A rescue plane landed recently at the South Pole after flying through dangerous conditions in order to aid and evacuate a sick worker from a remote United States science station, according to federal officials. The airplane landed at the Antarctic after a daring 1,500-mile trip that lasted for nine-hours. The mission started from a British base on the Antarctic peninsula, as per the National Science Foundation, of which runs the polar outpost.
Daring Rescue Plane Successfully Lands to Evacuate Sick Worker at South Pole
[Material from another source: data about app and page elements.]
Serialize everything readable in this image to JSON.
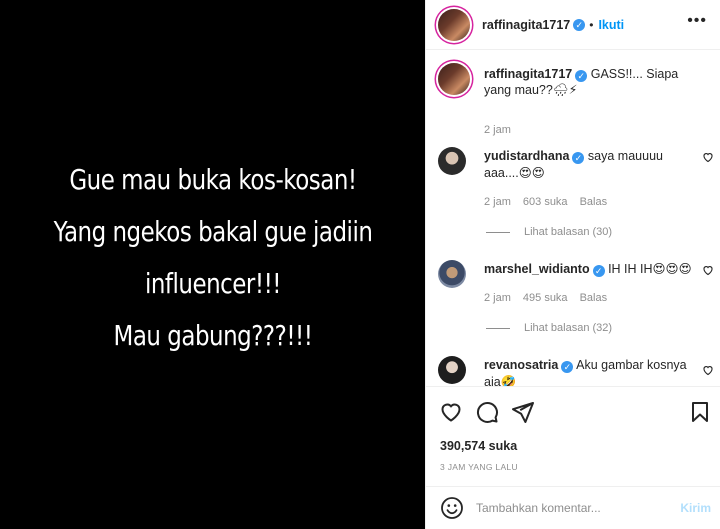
{
  "post": {
    "image_text_lines": [
      "Gue mau buka kos-kosan!",
      "Yang ngekos bakal gue jadiin",
      "influencer!!!",
      "Mau gabung???!!!"
    ]
  },
  "header": {
    "username": "raffinagita1717",
    "separator": "•",
    "follow_label": "Ikuti",
    "more_label": "•••"
  },
  "caption": {
    "username": "raffinagita1717",
    "text": "GASS!!... Siapa yang mau??🌧⚡",
    "time": "2 jam"
  },
  "comments": [
    {
      "username": "yudistardhana",
      "text": "saya mauuuu aaa....😍😍",
      "time": "2 jam",
      "likes": "603 suka",
      "reply_label": "Balas",
      "view_replies": "Lihat balasan (30)"
    },
    {
      "username": "marshel_widianto",
      "text": "IH IH IH😍😍😍",
      "time": "2 jam",
      "likes": "495 suka",
      "reply_label": "Balas",
      "view_replies": "Lihat balasan (32)"
    },
    {
      "username": "revanosatria",
      "text": "Aku gambar kosnya aja🤣"
    }
  ],
  "stats": {
    "likes": "390,574 suka",
    "time": "3 JAM YANG LALU"
  },
  "composer": {
    "placeholder": "Tambahkan komentar...",
    "post_label": "Kirim"
  },
  "icons": {
    "verified": "verified-badge-icon",
    "like": "heart-icon",
    "comment": "comment-icon",
    "share": "paper-plane-icon",
    "save": "bookmark-icon",
    "emoji": "smiley-icon"
  },
  "colors": {
    "accent": "#0095f6",
    "verified": "#3897f0",
    "muted": "#8e8e8e",
    "post_disabled": "#b2dffc"
  }
}
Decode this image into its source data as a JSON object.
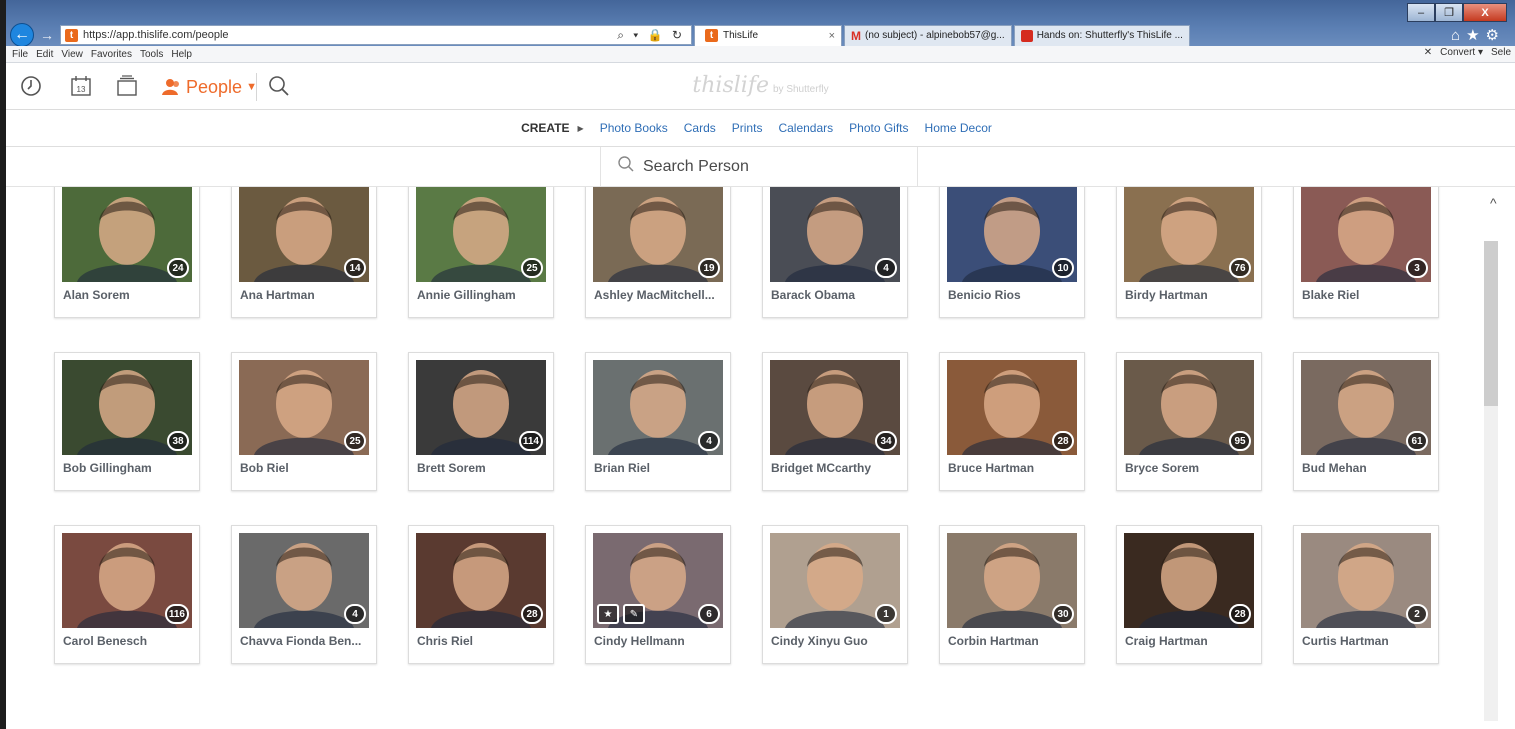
{
  "browser": {
    "url": "https://app.thislife.com/people",
    "address_tools": "⌕ ▾ 🔒 ↻",
    "tabs": [
      {
        "label": "ThisLife",
        "active": true
      },
      {
        "label": "(no subject) - alpinebob57@g...",
        "active": false
      },
      {
        "label": "Hands on: Shutterfly's ThisLife ...",
        "active": false
      }
    ],
    "menu": [
      "File",
      "Edit",
      "View",
      "Favorites",
      "Tools",
      "Help"
    ],
    "toolbar_right": [
      "✕",
      "Convert ▾",
      "Sele"
    ],
    "window_controls": [
      "–",
      "❐",
      "X"
    ]
  },
  "app": {
    "calendar_day": "13",
    "people_label": "People",
    "logo_text": "thislife",
    "logo_sub": "by Shutterfly",
    "create_label": "CREATE",
    "create_links": [
      "Photo Books",
      "Cards",
      "Prints",
      "Calendars",
      "Photo Gifts",
      "Home Decor"
    ],
    "search_placeholder": "Search Person"
  },
  "people": [
    {
      "name": "Alan Sorem",
      "count": "24"
    },
    {
      "name": "Ana Hartman",
      "count": "14"
    },
    {
      "name": "Annie Gillingham",
      "count": "25"
    },
    {
      "name": "Ashley MacMitchell...",
      "count": "19"
    },
    {
      "name": "Barack Obama",
      "count": "4"
    },
    {
      "name": "Benicio Rios",
      "count": "10"
    },
    {
      "name": "Birdy Hartman",
      "count": "76"
    },
    {
      "name": "Blake Riel",
      "count": "3"
    },
    {
      "name": "Bob Gillingham",
      "count": "38"
    },
    {
      "name": "Bob Riel",
      "count": "25"
    },
    {
      "name": "Brett Sorem",
      "count": "114"
    },
    {
      "name": "Brian Riel",
      "count": "4"
    },
    {
      "name": "Bridget MCcarthy",
      "count": "34"
    },
    {
      "name": "Bruce Hartman",
      "count": "28"
    },
    {
      "name": "Bryce Sorem",
      "count": "95"
    },
    {
      "name": "Bud Mehan",
      "count": "61"
    },
    {
      "name": "Carol Benesch",
      "count": "116"
    },
    {
      "name": "Chavva Fionda Ben...",
      "count": "4"
    },
    {
      "name": "Chris Riel",
      "count": "28"
    },
    {
      "name": "Cindy Hellmann",
      "count": "6"
    },
    {
      "name": "Cindy Xinyu Guo",
      "count": "1"
    },
    {
      "name": "Corbin Hartman",
      "count": "30"
    },
    {
      "name": "Craig Hartman",
      "count": "28"
    },
    {
      "name": "Curtis Hartman",
      "count": "2"
    }
  ],
  "colors": {
    "accent": "#ee6b2b",
    "link": "#2f6eb6",
    "photo_backgrounds": [
      "#4d6a3a",
      "#6b5a40",
      "#5a7a45",
      "#7a6a55",
      "#4a4d55",
      "#3b4e78",
      "#8a7050",
      "#8a5a55",
      "#3a4a30",
      "#8a6a55",
      "#3a3a3a",
      "#6a7070",
      "#5a4a40",
      "#8a5a3a",
      "#6a5a4a",
      "#7a6a60",
      "#7a4a40",
      "#6a6a6a",
      "#5a3a30",
      "#7a6a70",
      "#b0a090",
      "#8a7a6a",
      "#3a2a20",
      "#9a8a80"
    ]
  }
}
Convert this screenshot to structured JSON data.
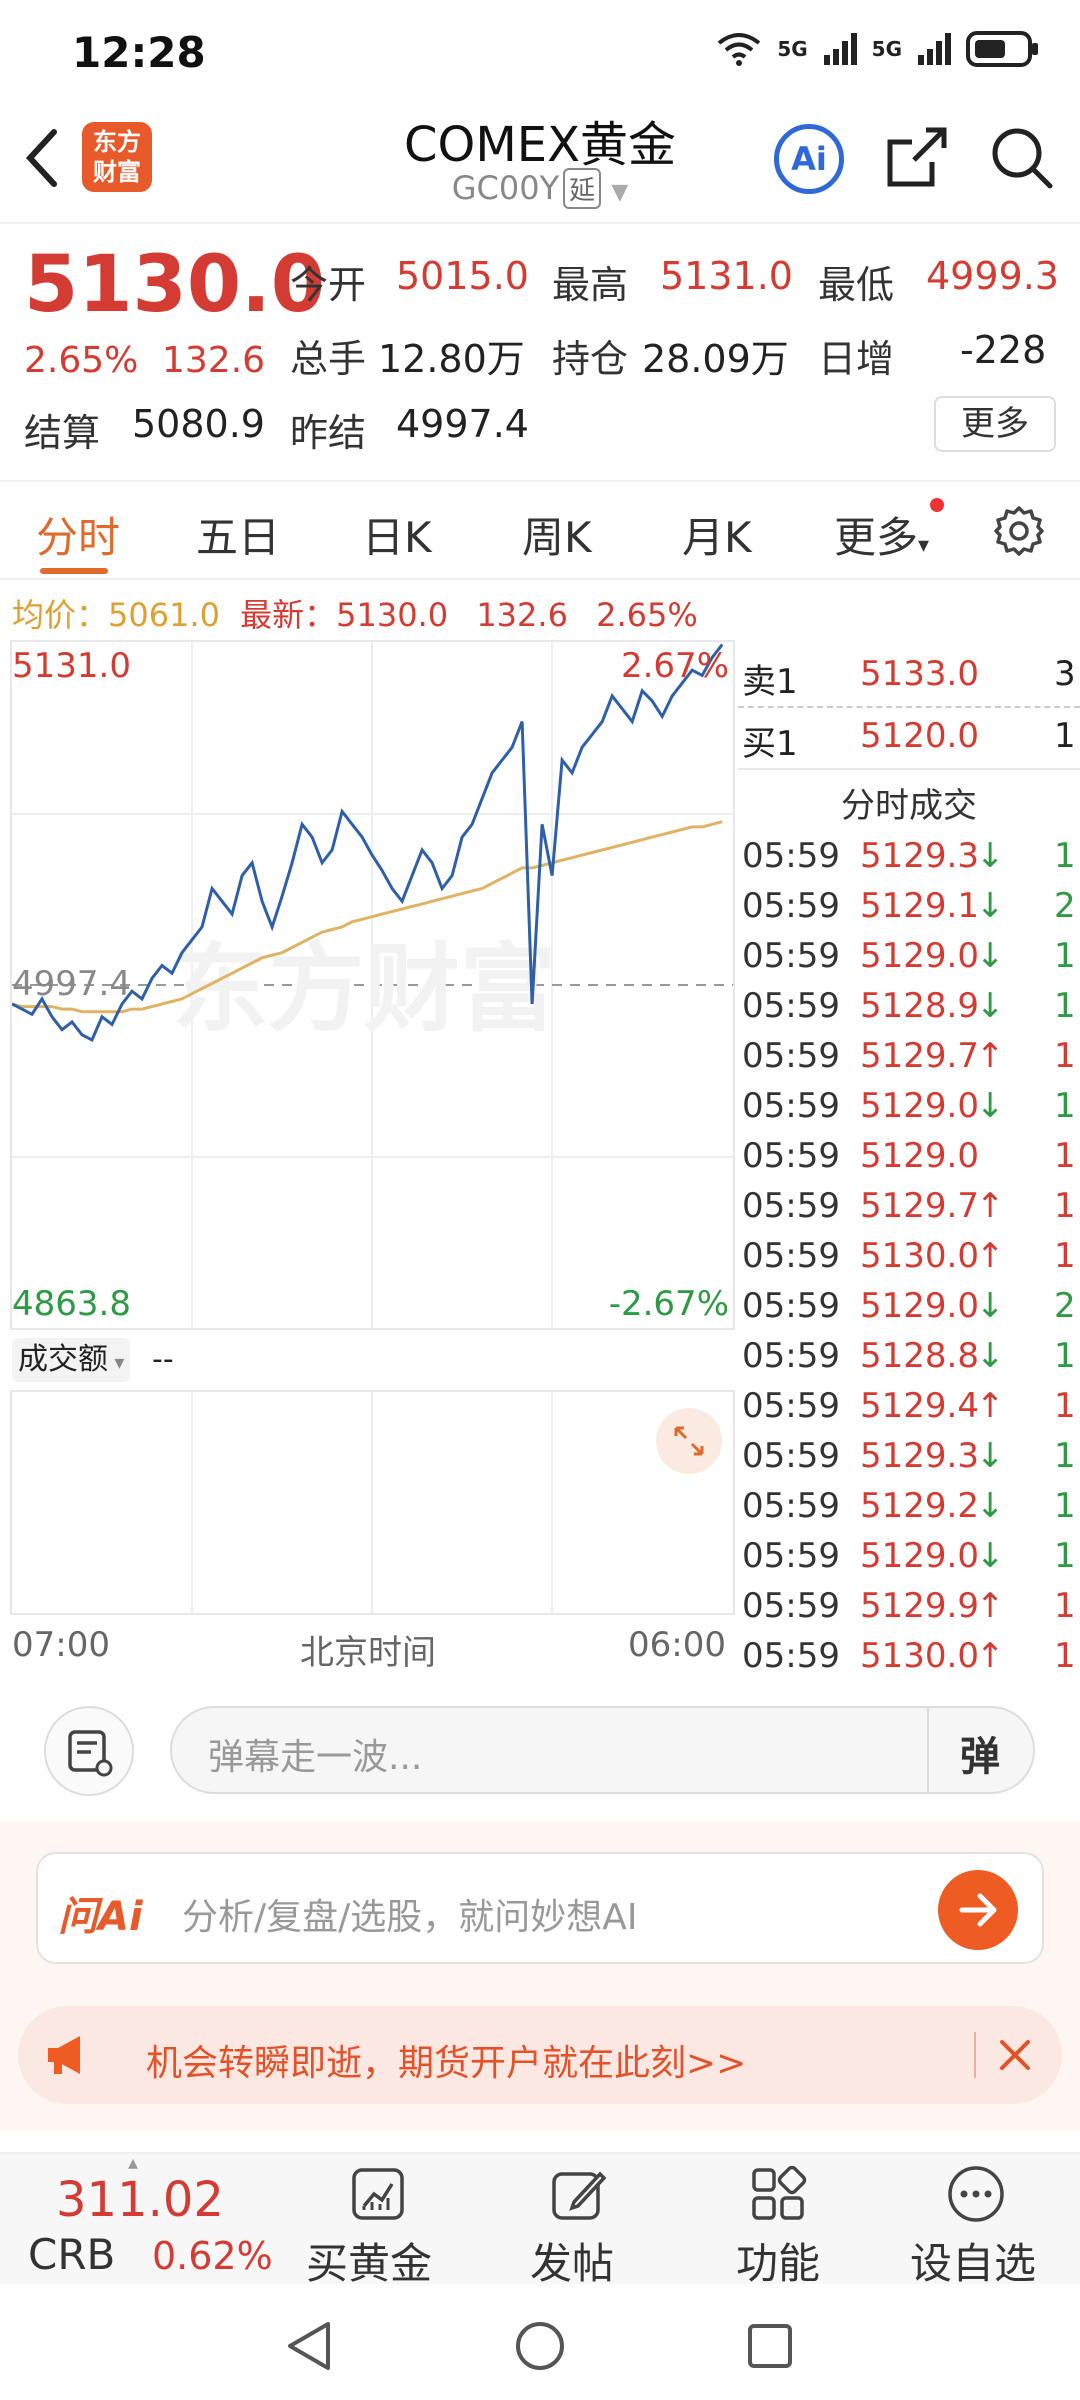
{
  "status": {
    "time": "12:28",
    "net1": "5G",
    "net2": "5G"
  },
  "header": {
    "logo_line1": "东方",
    "logo_line2": "财富",
    "title": "COMEX黄金",
    "code": "GC00Y",
    "delay_tag": "延",
    "ai_label": "Ai"
  },
  "quote": {
    "price": "5130.0",
    "change_pct": "2.65%",
    "change": "132.6",
    "open_label": "今开",
    "open": "5015.0",
    "high_label": "最高",
    "high": "5131.0",
    "low_label": "最低",
    "low": "4999.3",
    "volume_label": "总手",
    "volume": "12.80万",
    "oi_label": "持仓",
    "oi": "28.09万",
    "daily_inc_label": "日增",
    "daily_inc": "-228",
    "settle_label": "结算",
    "settle": "5080.9",
    "prev_settle_label": "昨结",
    "prev_settle": "4997.4",
    "more_label": "更多"
  },
  "tabs": [
    "分时",
    "五日",
    "日K",
    "周K",
    "月K",
    "更多"
  ],
  "chart": {
    "avg_label": "均价：",
    "avg": "5061.0",
    "latest_label": "最新：",
    "latest": "5130.0",
    "latest_change": "132.6",
    "latest_pct": "2.65%",
    "top_price": "5131.0",
    "top_pct": "2.67%",
    "ref_price": "4997.4",
    "bottom_price": "4863.8",
    "bottom_pct": "-2.67%",
    "watermark": "东方财富",
    "volume_label": "成交额",
    "volume_value": "--",
    "x_start": "07:00",
    "x_mid": "北京时间",
    "x_end": "06:00"
  },
  "chart_data": {
    "type": "line",
    "ylim": [
      4863.8,
      5131.0
    ],
    "reference": 4997.4,
    "series_price": [
      4990,
      4988,
      4986,
      4992,
      4985,
      4980,
      4983,
      4978,
      4976,
      4985,
      4982,
      4990,
      4995,
      4992,
      5000,
      5005,
      5002,
      5010,
      5015,
      5020,
      5035,
      5030,
      5025,
      5040,
      5045,
      5030,
      5020,
      5032,
      5045,
      5060,
      5055,
      5045,
      5050,
      5065,
      5060,
      5055,
      5048,
      5042,
      5035,
      5030,
      5040,
      5050,
      5045,
      5035,
      5040,
      5055,
      5060,
      5070,
      5080,
      5085,
      5090,
      5100,
      4990,
      5060,
      5040,
      5085,
      5080,
      5090,
      5095,
      5100,
      5110,
      5105,
      5100,
      5112,
      5108,
      5102,
      5110,
      5115,
      5120,
      5118,
      5125,
      5130
    ],
    "series_avg": [
      4990,
      4989,
      4989,
      4989,
      4989,
      4988,
      4988,
      4987,
      4987,
      4987,
      4987,
      4987,
      4988,
      4988,
      4989,
      4990,
      4991,
      4992,
      4994,
      4996,
      4998,
      5000,
      5002,
      5004,
      5006,
      5008,
      5009,
      5010,
      5012,
      5014,
      5016,
      5018,
      5019,
      5020,
      5022,
      5023,
      5024,
      5025,
      5026,
      5027,
      5028,
      5029,
      5030,
      5031,
      5032,
      5033,
      5034,
      5035,
      5037,
      5039,
      5041,
      5043,
      5043,
      5044,
      5045,
      5046,
      5047,
      5048,
      5049,
      5050,
      5051,
      5052,
      5053,
      5054,
      5055,
      5056,
      5057,
      5058,
      5059,
      5059,
      5060,
      5061
    ]
  },
  "orderbook": {
    "ask_label": "卖1",
    "ask_price": "5133.0",
    "ask_qty": "3",
    "bid_label": "买1",
    "bid_price": "5120.0",
    "bid_qty": "1",
    "trades_title": "分时成交"
  },
  "trades": [
    {
      "time": "05:59",
      "price": "5129.3",
      "dir": "down",
      "qty": "1"
    },
    {
      "time": "05:59",
      "price": "5129.1",
      "dir": "down",
      "qty": "2"
    },
    {
      "time": "05:59",
      "price": "5129.0",
      "dir": "down",
      "qty": "1"
    },
    {
      "time": "05:59",
      "price": "5128.9",
      "dir": "down",
      "qty": "1"
    },
    {
      "time": "05:59",
      "price": "5129.7",
      "dir": "up",
      "qty": "1"
    },
    {
      "time": "05:59",
      "price": "5129.0",
      "dir": "down",
      "qty": "1"
    },
    {
      "time": "05:59",
      "price": "5129.0",
      "dir": "none",
      "qty": "1"
    },
    {
      "time": "05:59",
      "price": "5129.7",
      "dir": "up",
      "qty": "1"
    },
    {
      "time": "05:59",
      "price": "5130.0",
      "dir": "up",
      "qty": "1"
    },
    {
      "time": "05:59",
      "price": "5129.0",
      "dir": "down",
      "qty": "2"
    },
    {
      "time": "05:59",
      "price": "5128.8",
      "dir": "down",
      "qty": "1"
    },
    {
      "time": "05:59",
      "price": "5129.4",
      "dir": "up",
      "qty": "1"
    },
    {
      "time": "05:59",
      "price": "5129.3",
      "dir": "down",
      "qty": "1"
    },
    {
      "time": "05:59",
      "price": "5129.2",
      "dir": "down",
      "qty": "1"
    },
    {
      "time": "05:59",
      "price": "5129.0",
      "dir": "down",
      "qty": "1"
    },
    {
      "time": "05:59",
      "price": "5129.9",
      "dir": "up",
      "qty": "1"
    },
    {
      "time": "05:59",
      "price": "5130.0",
      "dir": "up",
      "qty": "1"
    }
  ],
  "danmu": {
    "placeholder": "弹幕走一波...",
    "send_label": "弹"
  },
  "ai": {
    "label": "问Ai",
    "placeholder": "分析/复盘/选股，就问妙想AI"
  },
  "promo": {
    "text": "机会转瞬即逝，期货开户就在此刻>>"
  },
  "bottom": {
    "index_value": "311.02",
    "index_name": "CRB",
    "index_pct": "0.62%",
    "buy_gold": "买黄金",
    "post": "发帖",
    "functions": "功能",
    "set_watch": "设自选"
  },
  "colors": {
    "up": "#d43b32",
    "down": "#2f9a45",
    "accent": "#e06a2a",
    "line": "#2f5fa8",
    "avg": "#e0b264"
  }
}
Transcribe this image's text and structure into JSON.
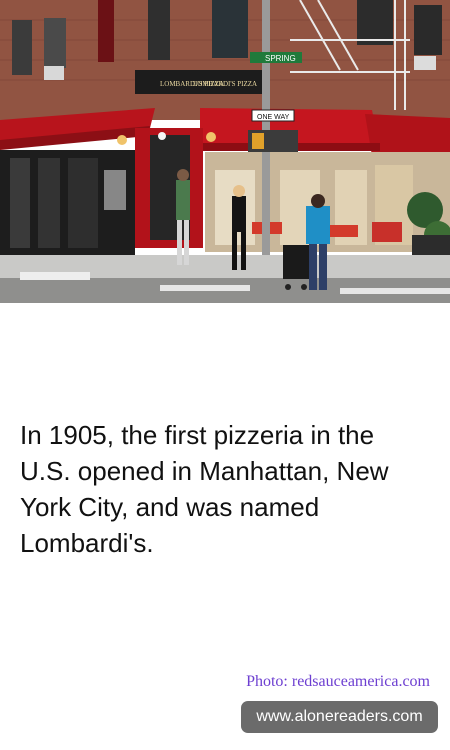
{
  "photo": {
    "storefront_signs": [
      "LOMBARDI'S PIZZA",
      "LOMBARDI'S PIZZA"
    ],
    "street_sign": "SPRING",
    "one_way_sign": "ONE WAY"
  },
  "fact": {
    "text": "In 1905, the first pizzeria in the U.S. opened in Manhattan, New York City, and was named Lombardi's."
  },
  "credit": {
    "text": "Photo: redsauceamerica.com"
  },
  "footer": {
    "site": "www.alonereaders.com"
  },
  "colors": {
    "text": "#111111",
    "credit": "#6d3fd1",
    "badge_bg": "#6b6b6b",
    "awning_red": "#b8141c"
  }
}
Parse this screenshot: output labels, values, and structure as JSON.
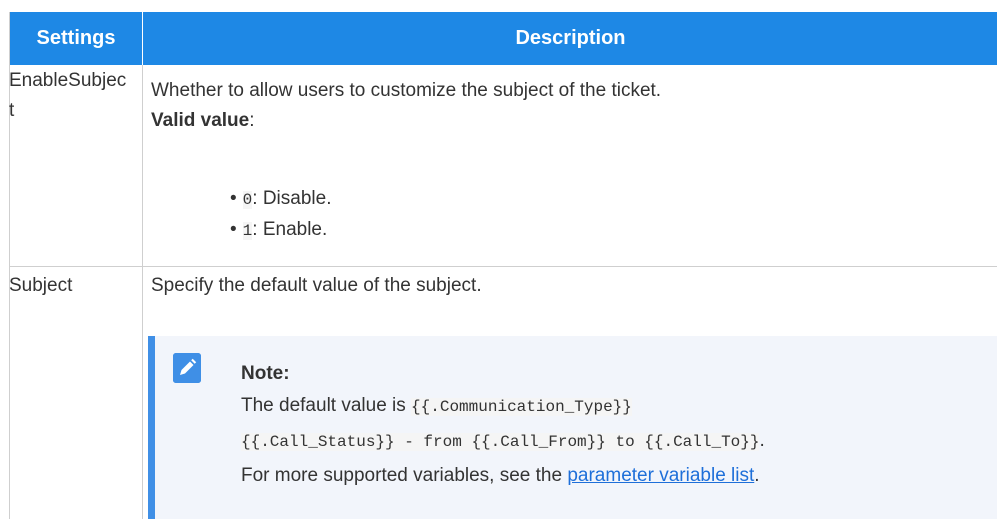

The crew of the plane that landed at the South Pole, which consist of a pilot, a co-pilot, a medical worker, and the flight engineer, will rest and have to wait for at least ten hours. Should the weather become favorable by then, the plane will undergo refueling and will head back to Rothera, according to agency spokesman Peter West. After which, the sick worker will be taken out of the Antarctic region for further medical treatment. “It went all according to plan,” said West from Arlington, Va.
There is another worker that is also ill, however officials have yet to decide if the patient will fly out of the region, according to West. The science foundation shrouded the two ill workers in anonymity, but it is known that the two are employees of Lockheed Martin of which handles logistics at the station. Their medical conditions were not disclosed as well.
Since 1999, there have already been three emergency evacuations from the Amundsen-Scott station. Workers at the South Pole station are isolated from the rest of the world from the months starting in February all the way to October. These are the coldest and darkest months in the region, and these are therefore the riskiest times for routine flights. This latest mission is pushing the limits of what is deemed acceptable, according to the operations director at the British Antarctic Survey in London Tim Stockings. Stockings said that being prepared is key. He also mentioned that “the air and Antarctica are unforgiving environments and punishes any slackness very hard. If you are complacent it will bite you. Things can change very quickly down there.”
The first day of winter, which is the winter solstice, in the Southern Hemisphere just happened recently, and the sun will not rise at the South Pole until the first day of spring which will be in September. There is a webcam placed in the region showed the station in the distance during the landing of the airplane.
Share This on Facebook